> **Work order**:
Copy out the data in full and exactly, passing over the pictures.

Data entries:
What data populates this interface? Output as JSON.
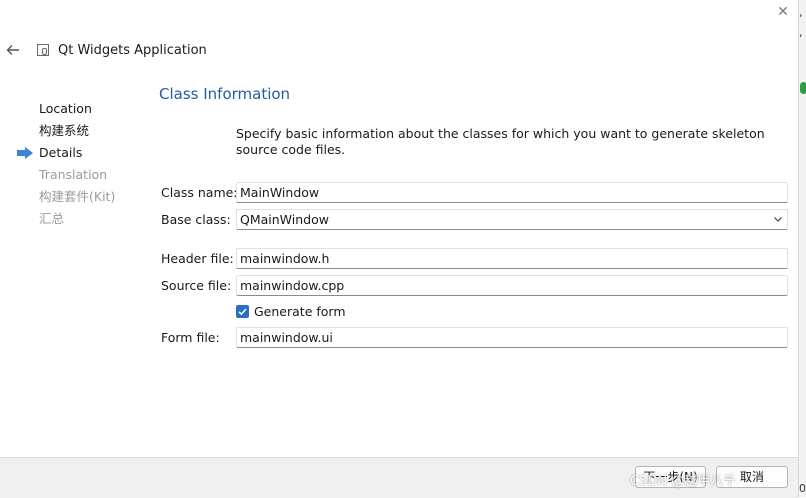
{
  "header": {
    "app_title": "Qt Widgets Application"
  },
  "steps": [
    {
      "label": "Location",
      "state": "done"
    },
    {
      "label": "构建系统",
      "state": "done"
    },
    {
      "label": "Details",
      "state": "current"
    },
    {
      "label": "Translation",
      "state": "pending"
    },
    {
      "label": "构建套件(Kit)",
      "state": "pending"
    },
    {
      "label": "汇总",
      "state": "pending"
    }
  ],
  "main": {
    "title": "Class Information",
    "description": "Specify basic information about the classes for which you want to generate skeleton source code files.",
    "class_name": {
      "label": "Class name:",
      "value": "MainWindow"
    },
    "base_class": {
      "label": "Base class:",
      "value": "QMainWindow"
    },
    "header_file": {
      "label": "Header file:",
      "value": "mainwindow.h"
    },
    "source_file": {
      "label": "Source file:",
      "value": "mainwindow.cpp"
    },
    "generate_form": {
      "label": "Generate form",
      "checked": true
    },
    "form_file": {
      "label": "Form file:",
      "value": "mainwindow.ui"
    }
  },
  "footer": {
    "next_label": "下一步(N)",
    "cancel_label": "取消"
  },
  "watermark": "CSDN @越甲八千",
  "right_strip": {
    "chars": [
      ",",
      ",",
      "0"
    ]
  },
  "colors": {
    "accent": "#1f5e9f",
    "checkbox": "#2b6fc2",
    "step_arrow": "#3c84d6",
    "disabled_text": "#9a9a9a"
  },
  "icons": [
    "close-icon",
    "back-icon",
    "app-icon",
    "step-arrow-icon",
    "chevron-down-icon",
    "checkmark-icon"
  ]
}
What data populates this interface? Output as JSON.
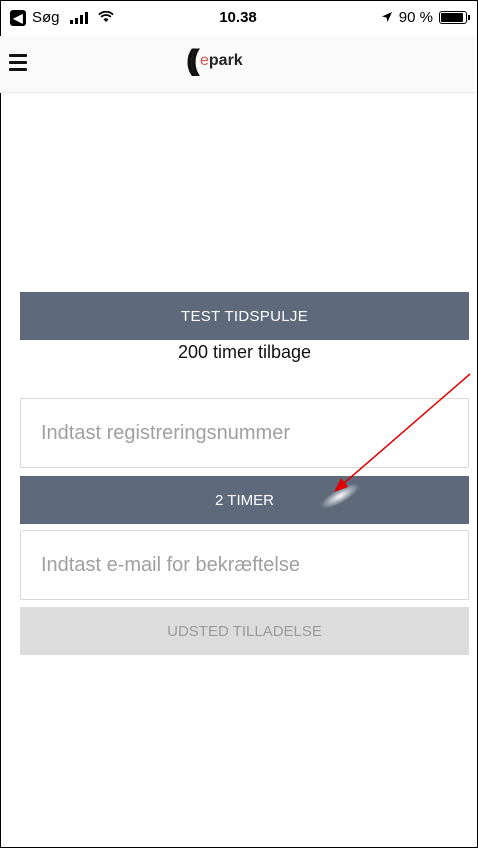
{
  "status_bar": {
    "back_app": "Søg",
    "time": "10.38",
    "battery": "90 %",
    "battery_level": 0.9,
    "icons": [
      "back-badge-icon",
      "signal-icon",
      "wifi-icon",
      "location-arrow-icon",
      "battery-icon"
    ]
  },
  "nav": {
    "menu_icon": "hamburger-menu-icon",
    "logo": {
      "prefix": "e",
      "text": "park"
    }
  },
  "main": {
    "pool_title": "TEST TIDSPULJE",
    "remaining": "200 timer tilbage",
    "registration": {
      "placeholder": "Indtast registreringsnummer",
      "value": ""
    },
    "duration_label": "2 TIMER",
    "email": {
      "placeholder": "Indtast e-mail for bekræftelse",
      "value": ""
    },
    "issue_label": "UDSTED TILLADELSE"
  },
  "colors": {
    "banner": "#5e6a7c",
    "disabled_button": "#dcdcdc",
    "annotation_arrow": "#e00000",
    "logo_accent": "#d9534f"
  }
}
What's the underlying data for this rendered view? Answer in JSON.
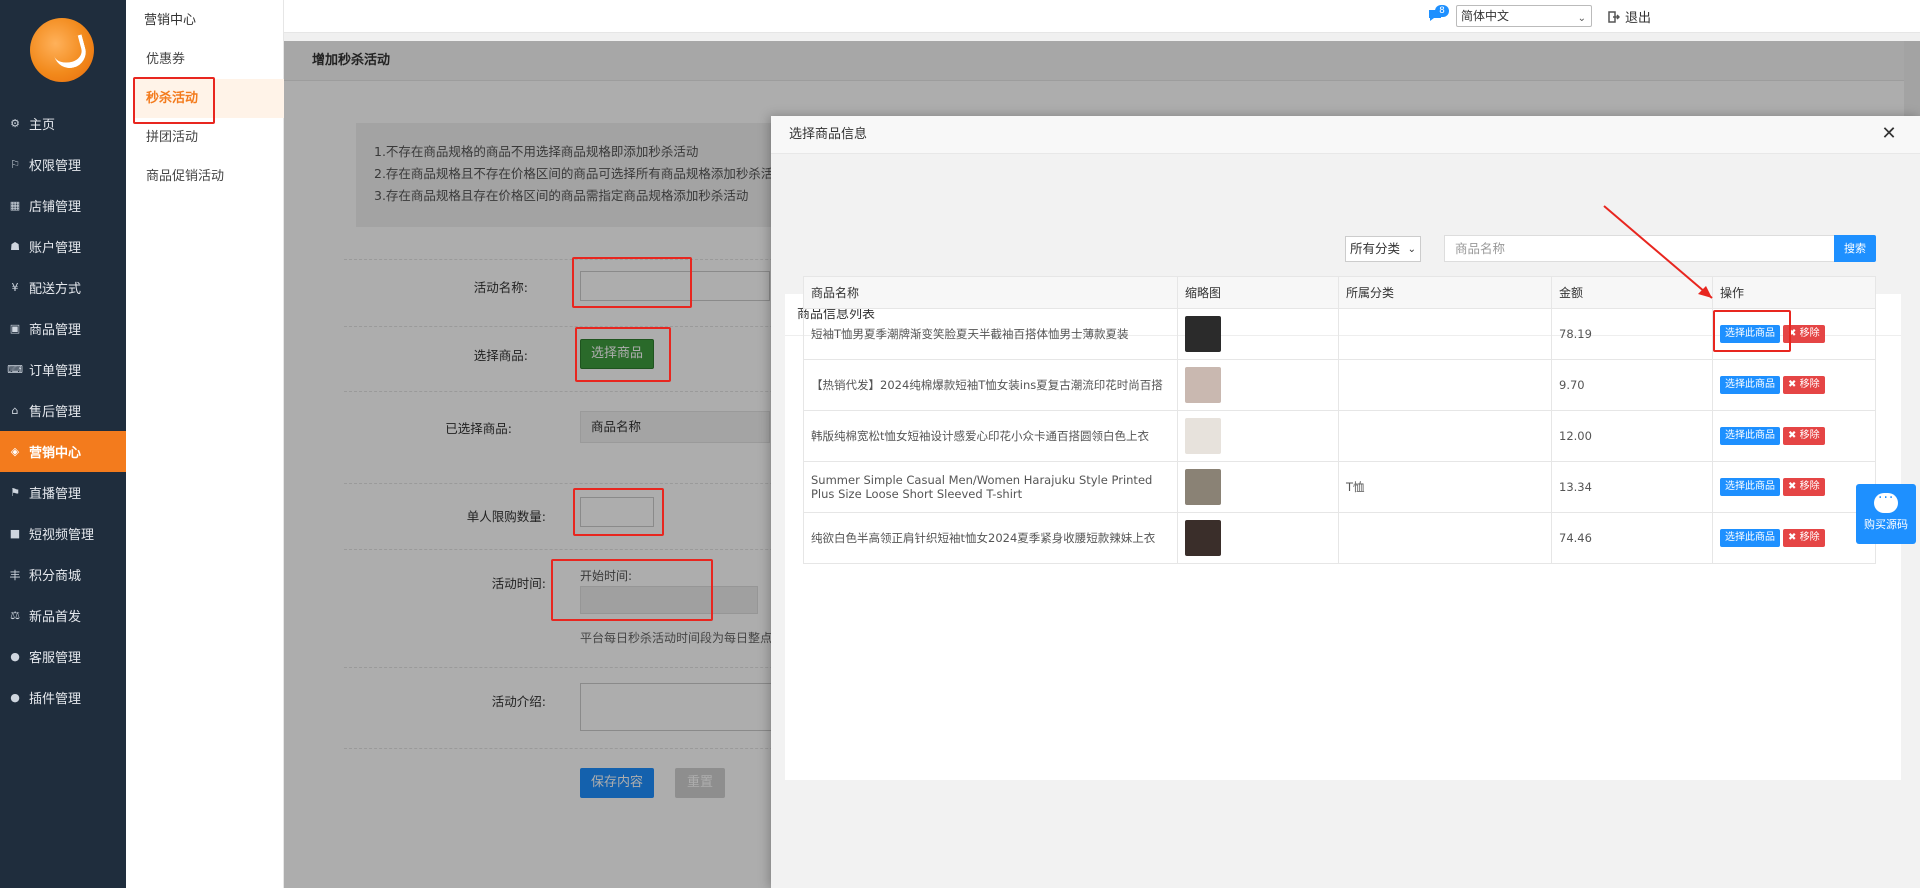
{
  "sidebar": {
    "items": [
      {
        "label": "主页",
        "icon": "gear-icon",
        "glyph": "⚙"
      },
      {
        "label": "权限管理",
        "icon": "sitemap-icon",
        "glyph": "⚐"
      },
      {
        "label": "店铺管理",
        "icon": "map-icon",
        "glyph": "▦"
      },
      {
        "label": "账户管理",
        "icon": "users-icon",
        "glyph": "☗"
      },
      {
        "label": "配送方式",
        "icon": "yen-icon",
        "glyph": "¥"
      },
      {
        "label": "商品管理",
        "icon": "image-icon",
        "glyph": "▣"
      },
      {
        "label": "订单管理",
        "icon": "keyboard-icon",
        "glyph": "⌨"
      },
      {
        "label": "售后管理",
        "icon": "bank-icon",
        "glyph": "⌂"
      },
      {
        "label": "营销中心",
        "icon": "tag-icon",
        "glyph": "◈",
        "active": true
      },
      {
        "label": "直播管理",
        "icon": "flag-icon",
        "glyph": "⚑"
      },
      {
        "label": "短视频管理",
        "icon": "video-icon",
        "glyph": "■"
      },
      {
        "label": "积分商城",
        "icon": "points-icon",
        "glyph": "丰"
      },
      {
        "label": "新品首发",
        "icon": "scale-icon",
        "glyph": "⚖"
      },
      {
        "label": "客服管理",
        "icon": "chat-icon",
        "glyph": "●"
      },
      {
        "label": "插件管理",
        "icon": "plugin-icon",
        "glyph": "●"
      }
    ]
  },
  "subsidebar": {
    "title": "营销中心",
    "items": [
      {
        "label": "优惠券"
      },
      {
        "label": "秒杀活动",
        "active": true
      },
      {
        "label": "拼团活动"
      },
      {
        "label": "商品促销活动"
      }
    ]
  },
  "topbar": {
    "badge": "8",
    "language": "简体中文",
    "logout": "退出"
  },
  "page": {
    "title": "增加秒杀活动",
    "tips": [
      "1.不存在商品规格的商品不用选择商品规格即添加秒杀活动",
      "2.存在商品规格且不存在价格区间的商品可选择所有商品规格添加秒杀活",
      "3.存在商品规格且存在价格区间的商品需指定商品规格添加秒杀活动"
    ],
    "form": {
      "name_label": "活动名称:",
      "goods_label": "选择商品:",
      "goods_button": "选择商品",
      "selected_label": "已选择商品:",
      "selected_header": "商品名称",
      "limit_label": "单人限购数量:",
      "time_label": "活动时间:",
      "start_label": "开始时间:",
      "time_hint": "平台每日秒杀活动时间段为每日整点,",
      "intro_label": "活动介绍:",
      "save": "保存内容",
      "reset": "重置"
    }
  },
  "modal": {
    "title": "选择商品信息",
    "card_title": "商品信息列表",
    "category_select": "所有分类",
    "search_placeholder": "商品名称",
    "search_button": "搜索",
    "columns": [
      "商品名称",
      "缩略图",
      "所属分类",
      "金额",
      "操作"
    ],
    "rows": [
      {
        "name": "短袖T恤男夏季潮牌渐变笑脸夏天半截袖百搭体恤男士薄款夏装",
        "category": "",
        "price": "78.19",
        "thumb": "#2b2b2b"
      },
      {
        "name": "【热销代发】2024纯棉爆款短袖T恤女装ins夏复古潮流印花时尚百搭",
        "category": "",
        "price": "9.70",
        "thumb": "#c9b8b0"
      },
      {
        "name": "韩版纯棉宽松t恤女短袖设计感爱心印花小众卡通百搭圆领白色上衣",
        "category": "",
        "price": "12.00",
        "thumb": "#e7e2dc"
      },
      {
        "name": "Summer Simple Casual Men/Women Harajuku Style Printed Plus Size Loose Short Sleeved T-shirt",
        "category": "T恤",
        "price": "13.34",
        "thumb": "#8a8275"
      },
      {
        "name": "纯欲白色半高领正肩针织短袖t恤女2024夏季紧身收腰短款辣妹上衣",
        "category": "",
        "price": "74.46",
        "thumb": "#3a2e2a"
      }
    ],
    "select_button": "选择此商品",
    "remove_button": "移除",
    "remove_glyph": "✖"
  },
  "chat": {
    "label": "购买源码"
  },
  "colors": {
    "sidebar_bg": "#1f2d3d",
    "accent": "#f37b1d",
    "primary": "#1e90ff",
    "danger": "#e54545",
    "annotation": "#e8261f"
  }
}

> **Solution to the problem**:
What data populates this interface? Output as JSON.
{
  "header": {
    "app_title": "Qt Widgets Application"
  },
  "steps": [
    {
      "label": "Location",
      "state": "done"
    },
    {
      "label": "构建系统",
      "state": "done"
    },
    {
      "label": "Details",
      "state": "current"
    },
    {
      "label": "Translation",
      "state": "pending"
    },
    {
      "label": "构建套件(Kit)",
      "state": "pending"
    },
    {
      "label": "汇总",
      "state": "pending"
    }
  ],
  "main": {
    "title": "Class Information",
    "description": "Specify basic information about the classes for which you want to generate skeleton source code files.",
    "class_name": {
      "label": "Class name:",
      "value": "MainWindow"
    },
    "base_class": {
      "label": "Base class:",
      "value": "QMainWindow"
    },
    "header_file": {
      "label": "Header file:",
      "value": "mainwindow.h"
    },
    "source_file": {
      "label": "Source file:",
      "value": "mainwindow.cpp"
    },
    "generate_form": {
      "label": "Generate form",
      "checked": true
    },
    "form_file": {
      "label": "Form file:",
      "value": "mainwindow.ui"
    }
  },
  "footer": {
    "next_label": "下一步(N)",
    "cancel_label": "取消"
  },
  "watermark": "CSDN @越甲八千",
  "right_strip": {
    "chars": [
      ",",
      ",",
      "0"
    ]
  },
  "colors": {
    "accent": "#1f5e9f",
    "checkbox": "#2b6fc2",
    "step_arrow": "#3c84d6",
    "disabled_text": "#9a9a9a"
  },
  "icons": [
    "close-icon",
    "back-icon",
    "app-icon",
    "step-arrow-icon",
    "chevron-down-icon",
    "checkmark-icon"
  ]
}
What data populates this interface? Output as JSON.
{
  "status_bar": {
    "back_app": "Søg",
    "time": "10.38",
    "battery": "90 %",
    "battery_level": 0.9,
    "icons": [
      "back-badge-icon",
      "signal-icon",
      "wifi-icon",
      "location-arrow-icon",
      "battery-icon"
    ]
  },
  "nav": {
    "menu_icon": "hamburger-menu-icon",
    "logo": {
      "prefix": "e",
      "text": "park"
    }
  },
  "main": {
    "pool_title": "TEST TIDSPULJE",
    "remaining": "200 timer tilbage",
    "registration": {
      "placeholder": "Indtast registreringsnummer",
      "value": ""
    },
    "duration_label": "2 TIMER",
    "email": {
      "placeholder": "Indtast e-mail for bekræftelse",
      "value": ""
    },
    "issue_label": "UDSTED TILLADELSE"
  },
  "colors": {
    "banner": "#5e6a7c",
    "disabled_button": "#dcdcdc",
    "annotation_arrow": "#e00000",
    "logo_accent": "#d9534f"
  }
}
What's the underlying data for this rendered view? Answer in JSON.
{
  "sidebar": {
    "items": [
      {
        "label": "主页",
        "icon": "gear-icon",
        "glyph": "⚙"
      },
      {
        "label": "权限管理",
        "icon": "sitemap-icon",
        "glyph": "⚐"
      },
      {
        "label": "店铺管理",
        "icon": "map-icon",
        "glyph": "▦"
      },
      {
        "label": "账户管理",
        "icon": "users-icon",
        "glyph": "☗"
      },
      {
        "label": "配送方式",
        "icon": "yen-icon",
        "glyph": "¥"
      },
      {
        "label": "商品管理",
        "icon": "image-icon",
        "glyph": "▣"
      },
      {
        "label": "订单管理",
        "icon": "keyboard-icon",
        "glyph": "⌨"
      },
      {
        "label": "售后管理",
        "icon": "bank-icon",
        "glyph": "⌂"
      },
      {
        "label": "营销中心",
        "icon": "tag-icon",
        "glyph": "◈",
        "active": true
      },
      {
        "label": "直播管理",
        "icon": "flag-icon",
        "glyph": "⚑"
      },
      {
        "label": "短视频管理",
        "icon": "video-icon",
        "glyph": "■"
      },
      {
        "label": "积分商城",
        "icon": "points-icon",
        "glyph": "丰"
      },
      {
        "label": "新品首发",
        "icon": "scale-icon",
        "glyph": "⚖"
      },
      {
        "label": "客服管理",
        "icon": "chat-icon",
        "glyph": "●"
      },
      {
        "label": "插件管理",
        "icon": "plugin-icon",
        "glyph": "●"
      }
    ]
  },
  "subsidebar": {
    "title": "营销中心",
    "items": [
      {
        "label": "优惠券"
      },
      {
        "label": "秒杀活动",
        "active": true
      },
      {
        "label": "拼团活动"
      },
      {
        "label": "商品促销活动"
      }
    ]
  },
  "topbar": {
    "badge": "8",
    "language": "简体中文",
    "logout": "退出"
  },
  "page": {
    "title": "增加秒杀活动",
    "tips": [
      "1.不存在商品规格的商品不用选择商品规格即添加秒杀活动",
      "2.存在商品规格且不存在价格区间的商品可选择所有商品规格添加秒杀活",
      "3.存在商品规格且存在价格区间的商品需指定商品规格添加秒杀活动"
    ],
    "form": {
      "name_label": "活动名称:",
      "goods_label": "选择商品:",
      "goods_button": "选择商品",
      "selected_label": "已选择商品:",
      "selected_header": "商品名称",
      "limit_label": "单人限购数量:",
      "time_label": "活动时间:",
      "start_label": "开始时间:",
      "time_hint": "平台每日秒杀活动时间段为每日整点,",
      "intro_label": "活动介绍:",
      "save": "保存内容",
      "reset": "重置"
    }
  },
  "modal": {
    "title": "选择商品信息",
    "card_title": "商品信息列表",
    "category_select": "所有分类",
    "search_placeholder": "商品名称",
    "search_button": "搜索",
    "columns": [
      "商品名称",
      "缩略图",
      "所属分类",
      "金额",
      "操作"
    ],
    "rows": [
      {
        "name": "短袖T恤男夏季潮牌渐变笑脸夏天半截袖百搭体恤男士薄款夏装",
        "category": "",
        "price": "78.19",
        "thumb": "#2b2b2b"
      },
      {
        "name": "【热销代发】2024纯棉爆款短袖T恤女装ins夏复古潮流印花时尚百搭",
        "category": "",
        "price": "9.70",
        "thumb": "#c9b8b0"
      },
      {
        "name": "韩版纯棉宽松t恤女短袖设计感爱心印花小众卡通百搭圆领白色上衣",
        "category": "",
        "price": "12.00",
        "thumb": "#e7e2dc"
      },
      {
        "name": "Summer Simple Casual Men/Women Harajuku Style Printed Plus Size Loose Short Sleeved T-shirt",
        "category": "T恤",
        "price": "13.34",
        "thumb": "#8a8275"
      },
      {
        "name": "纯欲白色半高领正肩针织短袖t恤女2024夏季紧身收腰短款辣妹上衣",
        "category": "",
        "price": "74.46",
        "thumb": "#3a2e2a"
      }
    ],
    "select_button": "选择此商品",
    "remove_button": "移除",
    "remove_glyph": "✖"
  },
  "chat": {
    "label": "购买源码"
  },
  "colors": {
    "sidebar_bg": "#1f2d3d",
    "accent": "#f37b1d",
    "primary": "#1e90ff",
    "danger": "#e54545",
    "annotation": "#e8261f"
  }
}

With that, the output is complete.